Data for processing:
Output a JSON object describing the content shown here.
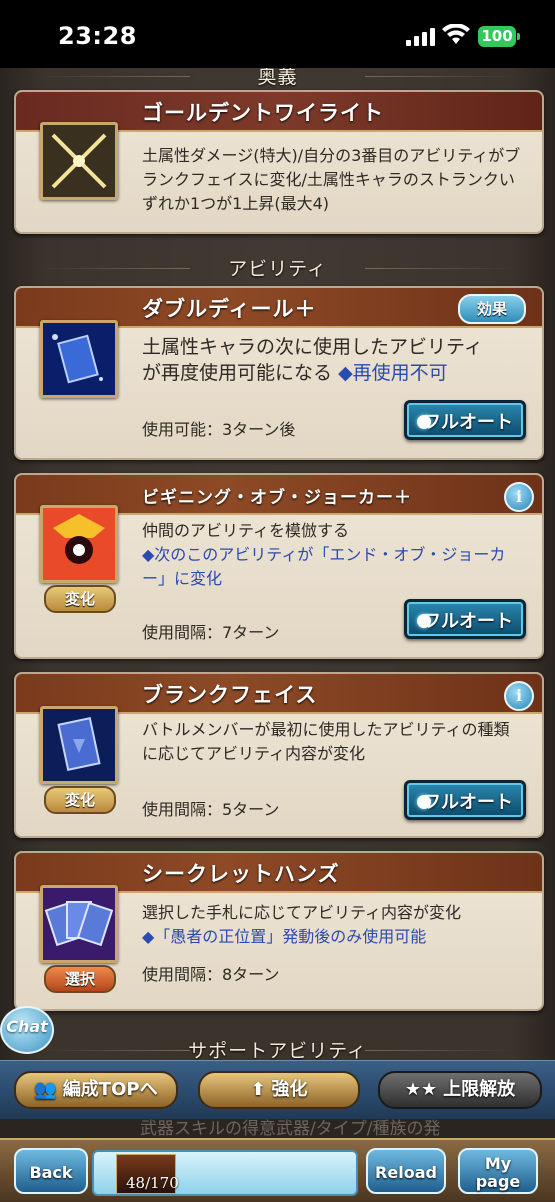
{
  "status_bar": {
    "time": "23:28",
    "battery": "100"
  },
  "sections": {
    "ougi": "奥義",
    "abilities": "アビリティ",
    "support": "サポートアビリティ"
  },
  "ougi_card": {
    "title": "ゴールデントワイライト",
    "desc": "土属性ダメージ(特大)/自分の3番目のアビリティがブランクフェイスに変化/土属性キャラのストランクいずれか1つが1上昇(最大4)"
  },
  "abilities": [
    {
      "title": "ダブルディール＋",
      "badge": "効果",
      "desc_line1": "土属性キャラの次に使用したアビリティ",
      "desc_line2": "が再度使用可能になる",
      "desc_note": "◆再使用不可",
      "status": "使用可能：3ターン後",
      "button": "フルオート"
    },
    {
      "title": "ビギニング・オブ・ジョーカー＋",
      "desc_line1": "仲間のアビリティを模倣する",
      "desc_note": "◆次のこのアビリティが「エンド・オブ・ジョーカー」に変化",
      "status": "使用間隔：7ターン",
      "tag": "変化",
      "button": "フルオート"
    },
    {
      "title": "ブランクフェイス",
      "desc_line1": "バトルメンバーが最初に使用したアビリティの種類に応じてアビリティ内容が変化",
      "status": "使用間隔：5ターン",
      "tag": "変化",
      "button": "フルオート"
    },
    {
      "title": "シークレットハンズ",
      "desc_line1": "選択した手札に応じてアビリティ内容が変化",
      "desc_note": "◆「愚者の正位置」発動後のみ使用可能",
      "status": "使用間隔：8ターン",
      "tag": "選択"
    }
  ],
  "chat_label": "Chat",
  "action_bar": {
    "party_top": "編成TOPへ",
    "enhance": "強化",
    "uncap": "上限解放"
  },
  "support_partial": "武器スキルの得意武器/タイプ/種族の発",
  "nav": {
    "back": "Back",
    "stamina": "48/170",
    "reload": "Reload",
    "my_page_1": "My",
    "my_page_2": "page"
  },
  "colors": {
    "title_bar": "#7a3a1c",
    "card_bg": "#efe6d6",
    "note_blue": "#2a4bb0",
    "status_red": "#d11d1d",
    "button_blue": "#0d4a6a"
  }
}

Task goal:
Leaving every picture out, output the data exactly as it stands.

Expected output:
Output a JSON object describing the content shown here.
{
  "status_bar": {
    "time": "23:28",
    "battery": "100"
  },
  "sections": {
    "ougi": "奥義",
    "abilities": "アビリティ",
    "support": "サポートアビリティ"
  },
  "ougi_card": {
    "title": "ゴールデントワイライト",
    "desc": "土属性ダメージ(特大)/自分の3番目のアビリティがブランクフェイスに変化/土属性キャラのストランクいずれか1つが1上昇(最大4)"
  },
  "abilities": [
    {
      "title": "ダブルディール＋",
      "badge": "効果",
      "desc_line1": "土属性キャラの次に使用したアビリティ",
      "desc_line2": "が再度使用可能になる",
      "desc_note": "◆再使用不可",
      "status": "使用可能：3ターン後",
      "button": "フルオート"
    },
    {
      "title": "ビギニング・オブ・ジョーカー＋",
      "desc_line1": "仲間のアビリティを模倣する",
      "desc_note": "◆次のこのアビリティが「エンド・オブ・ジョーカー」に変化",
      "status": "使用間隔：7ターン",
      "tag": "変化",
      "button": "フルオート"
    },
    {
      "title": "ブランクフェイス",
      "desc_line1": "バトルメンバーが最初に使用したアビリティの種類に応じてアビリティ内容が変化",
      "status": "使用間隔：5ターン",
      "tag": "変化",
      "button": "フルオート"
    },
    {
      "title": "シークレットハンズ",
      "desc_line1": "選択した手札に応じてアビリティ内容が変化",
      "desc_note": "◆「愚者の正位置」発動後のみ使用可能",
      "status": "使用間隔：8ターン",
      "tag": "選択"
    }
  ],
  "chat_label": "Chat",
  "action_bar": {
    "party_top": "編成TOPへ",
    "enhance": "強化",
    "uncap": "上限解放"
  },
  "support_partial": "武器スキルの得意武器/タイプ/種族の発",
  "nav": {
    "back": "Back",
    "stamina": "48/170",
    "reload": "Reload",
    "my_page_1": "My",
    "my_page_2": "page"
  },
  "colors": {
    "title_bar": "#7a3a1c",
    "card_bg": "#efe6d6",
    "note_blue": "#2a4bb0",
    "status_red": "#d11d1d",
    "button_blue": "#0d4a6a"
  }
}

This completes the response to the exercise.